Puerto Rico prepares its doctors well
On the other hand, these doctors assure that the academic preparation in Puerto Rico is excellent, but that economic and technological offers sometimes influence health personnel to carry out their studies and medical practice outside the country. “The training of the doctors here in Puerto Rico it’s excellent. What happens is that offers come from the United States, the quality of work there tends to be better. The pay is better. I would say that the situation here with medical plans is the most difficult for a doctor to stay on the island. But here we have the capacity to practice good medicine. Perhaps we don’t have the technology and the facilities that we had back in the United States, but as I tell people with little, we do a lot.
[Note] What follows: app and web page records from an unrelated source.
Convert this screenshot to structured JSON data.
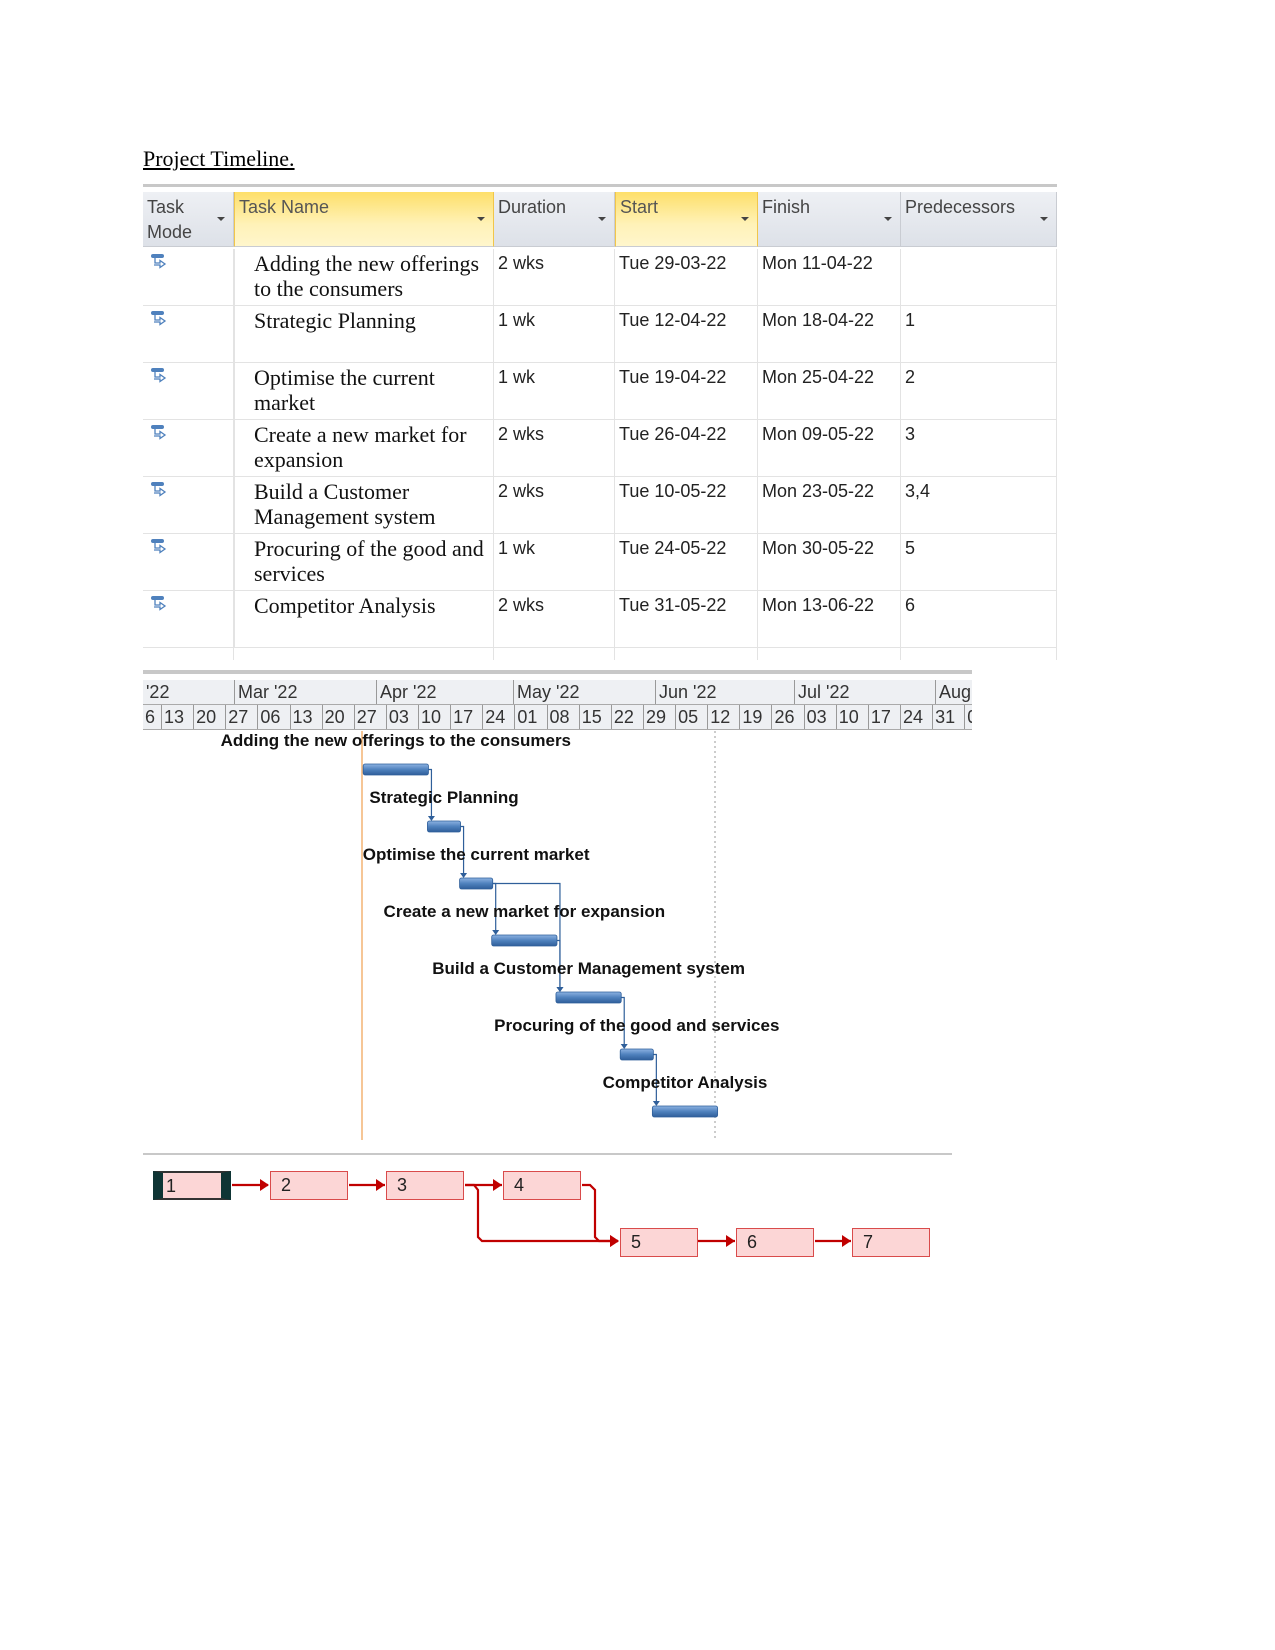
{
  "title": "Project Timeline.",
  "table": {
    "columns": [
      {
        "label": "Task Mode",
        "highlight": false
      },
      {
        "label": "Task Name",
        "highlight": true
      },
      {
        "label": "Duration",
        "highlight": false
      },
      {
        "label": "Start",
        "highlight": true
      },
      {
        "label": "Finish",
        "highlight": false
      },
      {
        "label": "Predecessors",
        "highlight": false
      }
    ],
    "mode_icon": "auto-scheduled-task-icon",
    "rows": [
      {
        "name": "Adding the new offerings to the consumers",
        "duration": "2 wks",
        "start": "Tue 29-03-22",
        "finish": "Mon 11-04-22",
        "predecessors": ""
      },
      {
        "name": "Strategic Planning",
        "duration": "1 wk",
        "start": "Tue 12-04-22",
        "finish": "Mon 18-04-22",
        "predecessors": "1"
      },
      {
        "name": "Optimise the current market",
        "duration": "1 wk",
        "start": "Tue 19-04-22",
        "finish": "Mon 25-04-22",
        "predecessors": "2"
      },
      {
        "name": "Create a new market for expansion",
        "duration": "2 wks",
        "start": "Tue 26-04-22",
        "finish": "Mon 09-05-22",
        "predecessors": "3"
      },
      {
        "name": "Build a Customer Management system",
        "duration": "2 wks",
        "start": "Tue 10-05-22",
        "finish": "Mon 23-05-22",
        "predecessors": "3,4"
      },
      {
        "name": "Procuring of the good and services",
        "duration": "1 wk",
        "start": "Tue 24-05-22",
        "finish": "Mon 30-05-22",
        "predecessors": "5"
      },
      {
        "name": "Competitor Analysis",
        "duration": "2 wks",
        "start": "Tue 31-05-22",
        "finish": "Mon 13-06-22",
        "predecessors": "6"
      }
    ]
  },
  "gantt": {
    "months": [
      "'22",
      "Mar '22",
      "Apr '22",
      "May '22",
      "Jun '22",
      "Jul '22",
      "Aug"
    ],
    "weeks": [
      "6",
      "13",
      "20",
      "27",
      "06",
      "13",
      "20",
      "27",
      "03",
      "10",
      "17",
      "24",
      "01",
      "08",
      "15",
      "22",
      "29",
      "05",
      "12",
      "19",
      "26",
      "03",
      "10",
      "17",
      "24",
      "31",
      "0"
    ],
    "bar_color": "#4f81bd",
    "today_line_color": "#f0a050",
    "tasks": [
      {
        "label": "Adding the new offerings to the consumers",
        "start": "2022-03-29",
        "finish": "2022-04-11",
        "pred": []
      },
      {
        "label": "Strategic Planning",
        "start": "2022-04-12",
        "finish": "2022-04-18",
        "pred": [
          1
        ]
      },
      {
        "label": "Optimise the current market",
        "start": "2022-04-19",
        "finish": "2022-04-25",
        "pred": [
          2
        ]
      },
      {
        "label": "Create a new market for expansion",
        "start": "2022-04-26",
        "finish": "2022-05-09",
        "pred": [
          3
        ]
      },
      {
        "label": "Build a Customer Management system",
        "start": "2022-05-10",
        "finish": "2022-05-23",
        "pred": [
          3,
          4
        ]
      },
      {
        "label": "Procuring of the good and services",
        "start": "2022-05-24",
        "finish": "2022-05-30",
        "pred": [
          5
        ]
      },
      {
        "label": "Competitor Analysis",
        "start": "2022-05-31",
        "finish": "2022-06-13",
        "pred": [
          6
        ]
      }
    ]
  },
  "network": {
    "nodes": [
      "1",
      "2",
      "3",
      "4",
      "5",
      "6",
      "7"
    ],
    "selected": "1",
    "link_color": "#c00000"
  }
}
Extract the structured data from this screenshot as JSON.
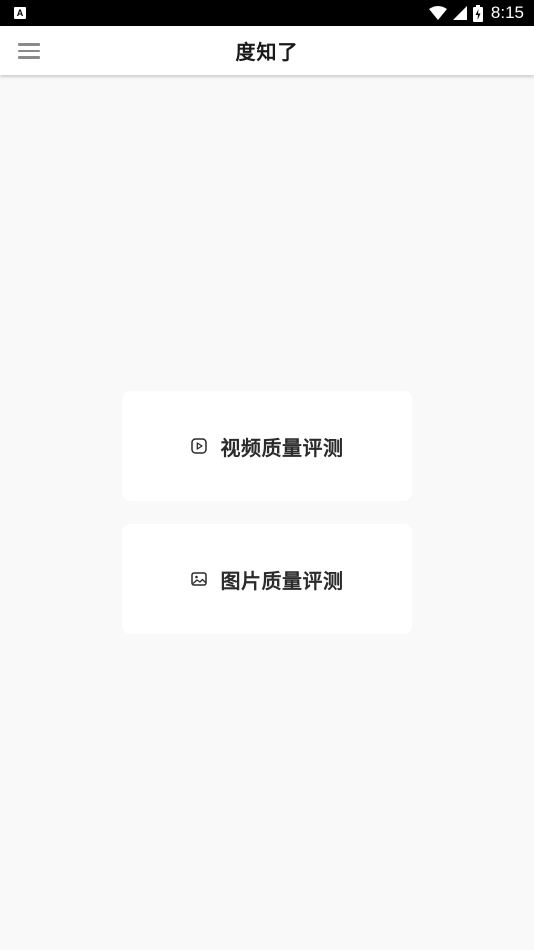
{
  "status_bar": {
    "notification_icon_letter": "A",
    "time": "8:15"
  },
  "header": {
    "title": "度知了",
    "menu_icon": "hamburger-menu-icon"
  },
  "main": {
    "cards": [
      {
        "label": "视频质量评测",
        "icon": "video-play-icon"
      },
      {
        "label": "图片质量评测",
        "icon": "image-icon"
      }
    ]
  },
  "colors": {
    "background": "#f9f9f9",
    "card": "#ffffff",
    "text": "#2b2b2b",
    "menu_icon": "#8a8a8a"
  }
}
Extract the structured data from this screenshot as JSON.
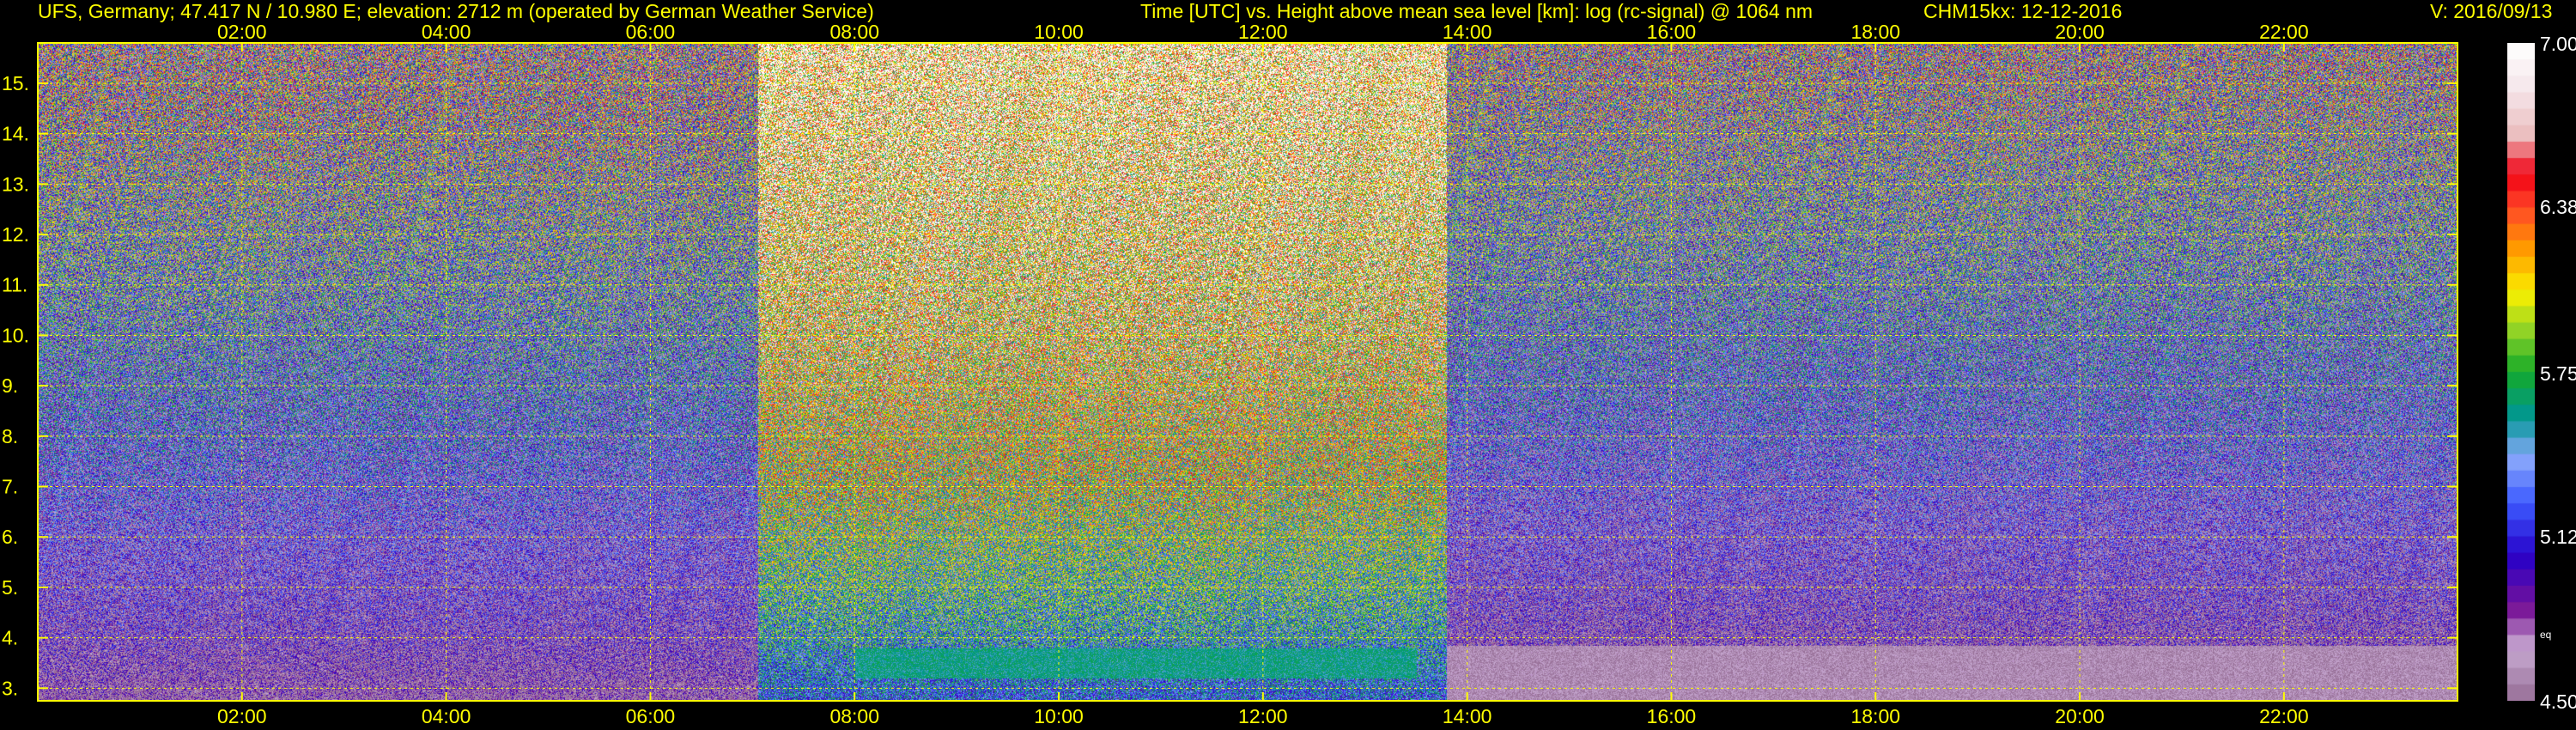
{
  "header": {
    "station": "UFS, Germany; 47.417 N / 10.980 E; elevation: 2712 m  (operated by German Weather Service)",
    "plot_title": "Time [UTC] vs. Height above mean sea level [km]: log (rc-signal) @ 1064 nm",
    "instrument_date": "CHM15kx: 12-12-2016",
    "version": "V: 2016/09/13"
  },
  "colorbar": {
    "labels": [
      "7.00",
      "6.38",
      "5.75",
      "5.12",
      "4.50"
    ],
    "small_label": "eq",
    "min": 4.5,
    "max": 7.0
  },
  "chart_data": {
    "type": "heatmap",
    "title": "Time [UTC] vs. Height above mean sea level [km]: log (rc-signal) @ 1064 nm",
    "xlabel": "Time [UTC]",
    "ylabel": "Height above mean sea level [km]",
    "x_range_hours": [
      0,
      23.7
    ],
    "x_ticks": [
      "02:00",
      "04:00",
      "06:00",
      "08:00",
      "10:00",
      "12:00",
      "14:00",
      "16:00",
      "18:00",
      "20:00",
      "22:00"
    ],
    "x_tick_hours": [
      2,
      4,
      6,
      8,
      10,
      12,
      14,
      16,
      18,
      20,
      22
    ],
    "y_range_km": [
      2.75,
      15.8
    ],
    "y_ticks": [
      "3.",
      "4.",
      "5.",
      "6.",
      "7.",
      "8.",
      "9.",
      "10.",
      "11.",
      "12.",
      "13.",
      "14.",
      "15."
    ],
    "y_tick_values": [
      3,
      4,
      5,
      6,
      7,
      8,
      9,
      10,
      11,
      12,
      13,
      14,
      15
    ],
    "grid": true,
    "colorscale_range": [
      4.5,
      7.0
    ],
    "colors": {
      "axis": "#ffff00",
      "grid": "#ffff00",
      "text": "#ffff00",
      "colorbar_labels": "#ffffff"
    },
    "regions": [
      {
        "x_start": 0,
        "x_end": 7.05,
        "description": "night background",
        "top_value": 5.6,
        "bottom_value": 4.6
      },
      {
        "x_start": 7.05,
        "x_end": 13.8,
        "description": "daytime background",
        "top_value": 6.7,
        "bottom_value": 5.3
      },
      {
        "x_start": 13.8,
        "x_end": 23.7,
        "description": "night background",
        "top_value": 5.5,
        "bottom_value": 4.55
      }
    ],
    "features": [
      {
        "name": "boundary layer signal",
        "x_start": 8.0,
        "x_end": 13.5,
        "height_km": [
          3.2,
          3.8
        ],
        "value": 5.6
      },
      {
        "name": "near-surface low signal",
        "x_start": 13.8,
        "x_end": 23.7,
        "height_km": [
          2.75,
          3.85
        ],
        "value": 4.6
      }
    ]
  }
}
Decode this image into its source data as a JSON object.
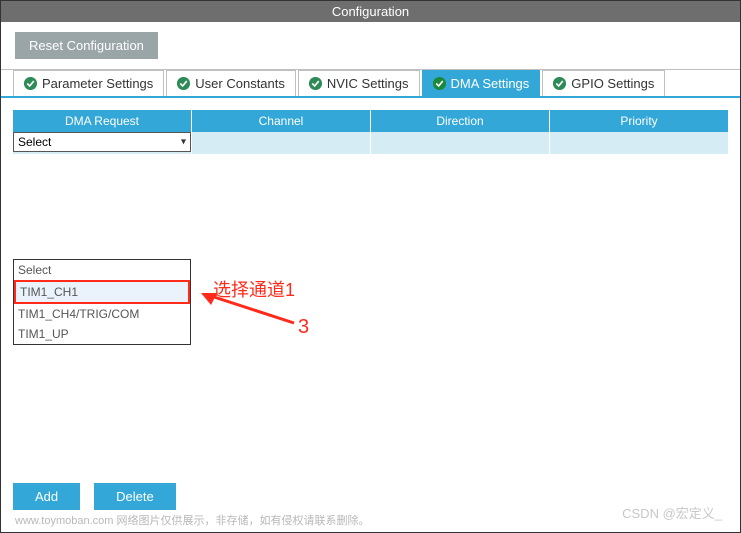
{
  "header": {
    "title": "Configuration"
  },
  "reset": {
    "label": "Reset Configuration"
  },
  "tabs": [
    {
      "label": "Parameter Settings"
    },
    {
      "label": "User Constants"
    },
    {
      "label": "NVIC Settings"
    },
    {
      "label": "DMA Settings"
    },
    {
      "label": "GPIO Settings"
    }
  ],
  "table": {
    "headers": [
      "DMA Request",
      "Channel",
      "Direction",
      "Priority"
    ]
  },
  "select": {
    "value": "Select"
  },
  "dropdown": {
    "items": [
      "Select",
      "TIM1_CH1",
      "TIM1_CH4/TRIG/COM",
      "TIM1_UP"
    ]
  },
  "annotations": {
    "text": "选择通道1",
    "number": "3"
  },
  "buttons": {
    "add": "Add",
    "delete": "Delete"
  },
  "watermark": {
    "left": "www.toymoban.com 网络图片仅供展示，非存储，如有侵权请联系删除。",
    "right": "CSDN @宏定义_"
  }
}
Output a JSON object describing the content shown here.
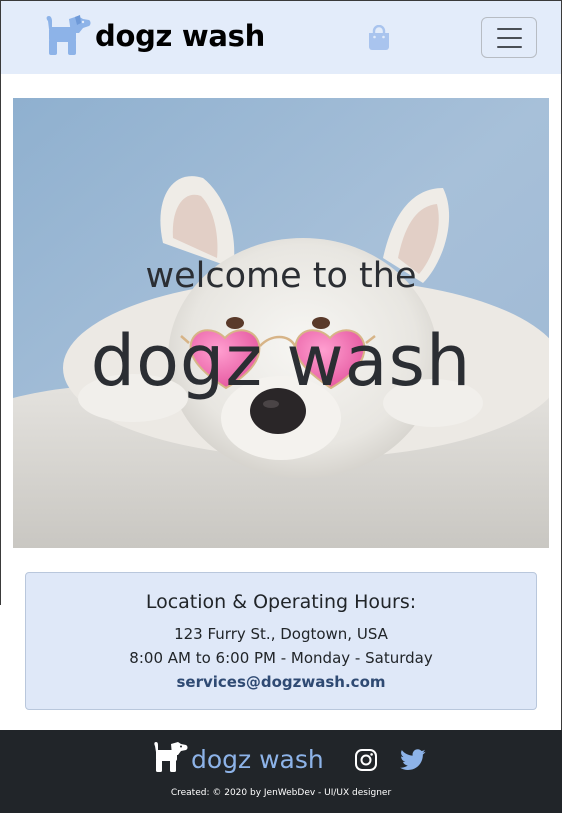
{
  "navbar": {
    "brand": "dogz wash",
    "brand_icon": "dog-icon",
    "cart_icon": "shopping-bag-icon",
    "menu_icon": "hamburger-menu-icon"
  },
  "hero": {
    "line1": "welcome to the",
    "line2": "dogz wash"
  },
  "info": {
    "title": "Location & Operating Hours:",
    "address": "123 Furry St., Dogtown, USA",
    "hours": "8:00 AM to 6:00 PM - Monday - Saturday",
    "email": "services@dogzwash.com"
  },
  "footer": {
    "brand": "dogz wash",
    "brand_icon": "dog-icon",
    "social": [
      "instagram-icon",
      "twitter-icon"
    ],
    "credit": "Created: © 2020 by JenWebDev - UI/UX designer"
  },
  "colors": {
    "navbar_bg": "#e3ecfa",
    "card_bg": "#dfe8f8",
    "footer_bg": "#212529",
    "accent": "#8db3e8",
    "email": "#2f4a73"
  }
}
Simply having the intention, having the desire and doing it out of vocation, that is the most important thing,” said Hernández Rivera.
Meanwhile, Valle Irizarry acknowledged that cardiology can be practiced in Puerto Rico, but unfortunately the electrophysiology subspecialty within the cardiology area does not exist as a program in the country. “That is the primary reason why we have to move to other states of the American nation in order to be able to train in electrophysiology and acquire the necessary knowledge to be able to return to the island and provide the services that the population deserves and needs. With regard to technology, well that’s correct, we don’t have the same technology in the United States, but there are hospitals (here) that provide us with this technology, they make and try to make the effort to get what we need to provide you with the best service and quality of care. service to patients in Puerto Rico”, he added.
Call for the return of more doctors
Doctors who are still training or who are about to graduate are encouraged to return to serve their country, form medical groups and even take advantage of the tax incentives offered by the government to encourage the return of the medical class to the country. “Puerto Rico has a huge health crisis and we realize more every day. And there is a tremendous need for both doctors and specialists. That they do not see going to the United States as the solution to the problem. If the country gave them the opportunity to practice medicine here, do their residencies, their internship and train as doctors, even if they have to go there for a while to do their training or subspecialty, they should consider returning to the country to return that favor and contribute to the medicine that is so necessary every day here on our Island,” said Hernández Rivera. Valle Irizarry meanwhile pointed out that “medicine is moving to form groups of doctors from different specialties or subspecialties, which also gives you a certain confidence to return. And there is also the preferential tax rate of 4% that really helps in the finances and well-being of the doctor”.